◆ **Your assignment**: Reproduce the complete set of records exactly. No picture is to appear in the copy.

Element data from apps and pages
-=-=-=-=-

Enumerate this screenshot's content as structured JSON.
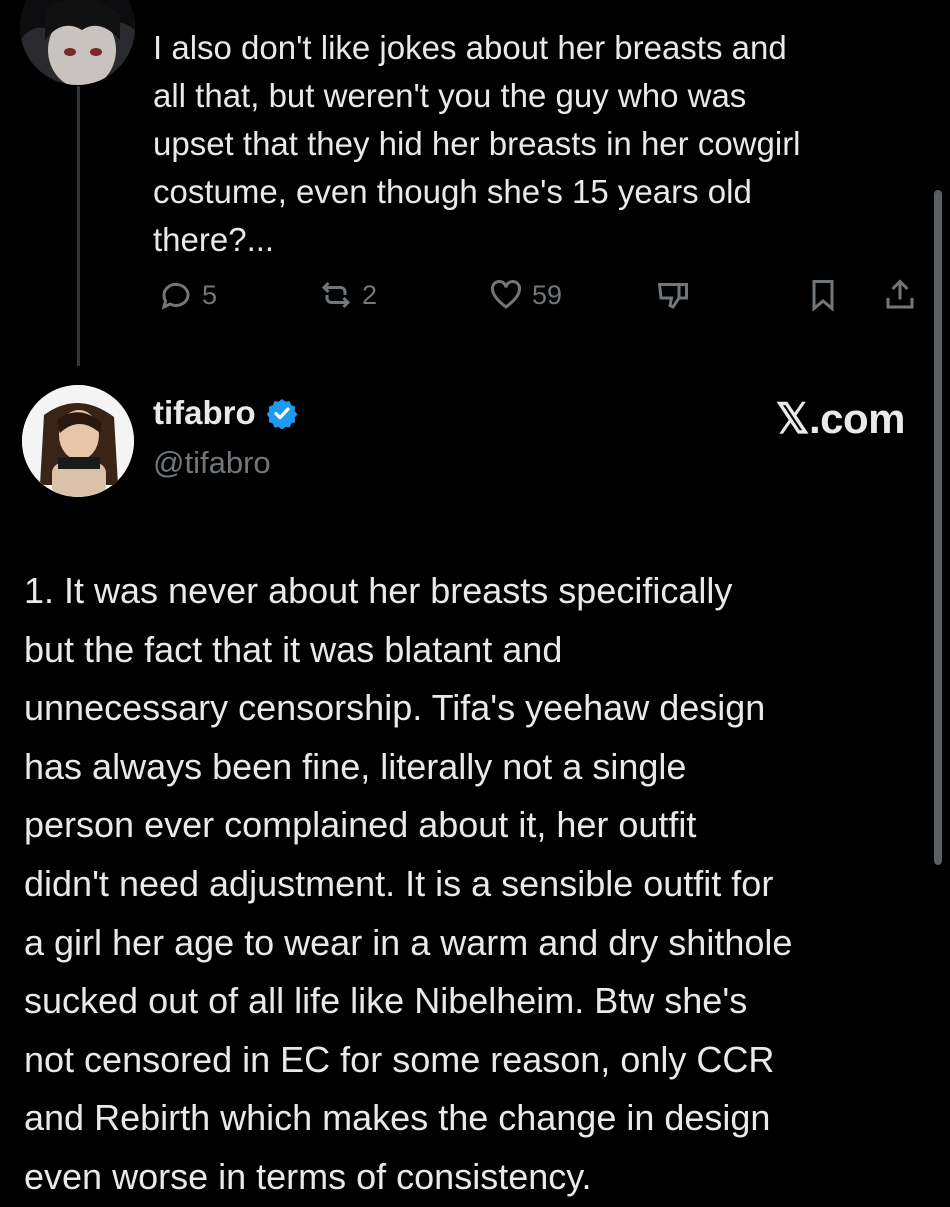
{
  "reply": {
    "text": "I also don't like jokes about her breasts and\nall that, but weren't you the guy who was\nupset that they hid her breasts in her cowgirl\ncostume, even though she's 15 years old\nthere?...",
    "replies": "5",
    "reposts": "2",
    "likes": "59"
  },
  "author": {
    "display_name": "tifabro",
    "handle": "@tifabro",
    "verified": true
  },
  "brand": "𝕏.com",
  "tweet": {
    "text": "1. It was never about her breasts specifically\nbut the fact that it was blatant and\nunnecessary censorship. Tifa's yeehaw design\nhas always been fine, literally not a single\nperson ever complained about it, her outfit\ndidn't need adjustment. It is a sensible outfit for\na girl her age to wear in a warm and dry shithole\nsucked out of all life like Nibelheim. Btw she's\nnot censored in EC for some reason, only CCR\nand Rebirth which makes the change in design\neven worse in terms of consistency."
  },
  "colors": {
    "background": "#000000",
    "text": "#e7e9ea",
    "muted": "#71767b",
    "verified": "#1d9bf0"
  },
  "icons": [
    "reply-icon",
    "repost-icon",
    "like-icon",
    "dislike-icon",
    "bookmark-icon",
    "share-icon",
    "verified-badge-icon"
  ]
}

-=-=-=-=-

◆ **Exercise result**:
Enumerate this screenshot's content as structured JSON.
{
  "reply": {
    "text": "I also don't like jokes about her breasts and\nall that, but weren't you the guy who was\nupset that they hid her breasts in her cowgirl\ncostume, even though she's 15 years old\nthere?...",
    "replies": "5",
    "reposts": "2",
    "likes": "59"
  },
  "author": {
    "display_name": "tifabro",
    "handle": "@tifabro",
    "verified": true
  },
  "brand": "𝕏.com",
  "tweet": {
    "text": "1. It was never about her breasts specifically\nbut the fact that it was blatant and\nunnecessary censorship. Tifa's yeehaw design\nhas always been fine, literally not a single\nperson ever complained about it, her outfit\ndidn't need adjustment. It is a sensible outfit for\na girl her age to wear in a warm and dry shithole\nsucked out of all life like Nibelheim. Btw she's\nnot censored in EC for some reason, only CCR\nand Rebirth which makes the change in design\neven worse in terms of consistency."
  },
  "colors": {
    "background": "#000000",
    "text": "#e7e9ea",
    "muted": "#71767b",
    "verified": "#1d9bf0"
  },
  "icons": [
    "reply-icon",
    "repost-icon",
    "like-icon",
    "dislike-icon",
    "bookmark-icon",
    "share-icon",
    "verified-badge-icon"
  ]
}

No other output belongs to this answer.